The air quality index, whose "normal" levels range from 0 to 50, reached 94 in Sarajevo on Thursday, official data showed.
Registered levels had been even higher in recent days, with the index soaring above the dangerous 300 mark and the city literally shrouded in a smog.
Regional authorities in Sarajevo decided to close primary and secondary schools Thursday, they said in a statement, while the city council demanded an early start to the winter holiday, so that children would be spared from being exposed to the smog.
Winter holidays traditionally start later in Bosnia than in western Europe, just ahead of the New Year.
Health authorities urged citizens meanwhile, particularly those with health problems, pregnant women and children, to refrain from going out at all.
Red Cross and non-governmental activists distributed protective masks to people across the city, which is surrounded by mountains that lock in the air especially during dry spells.
Pollution levels were also exacerbated by fumes from heating tens of thousands of homes.
Weather forecasts indicate that smog levels are not expected to improve before January.
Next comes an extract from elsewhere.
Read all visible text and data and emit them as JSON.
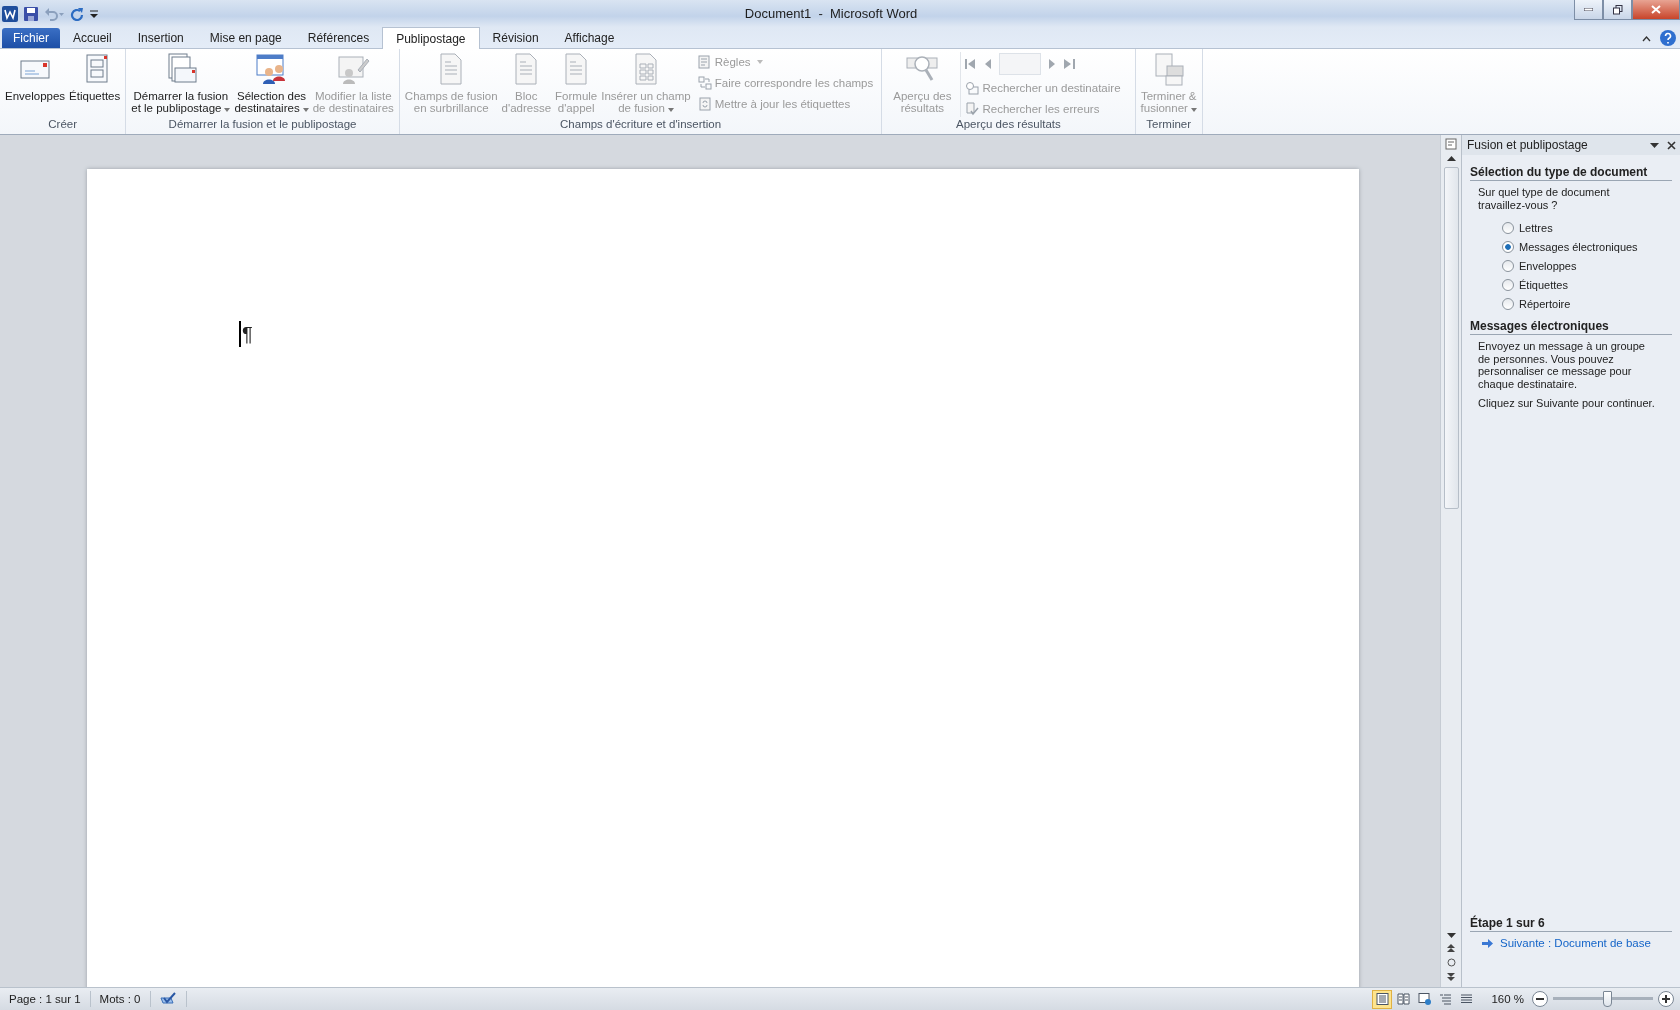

Several other Bosnian towns were also hit by smog, especially those with large industrial areas such as Lukavac and Tuzla, where the air pollution index reached 293 and 193 respectively on Thursday.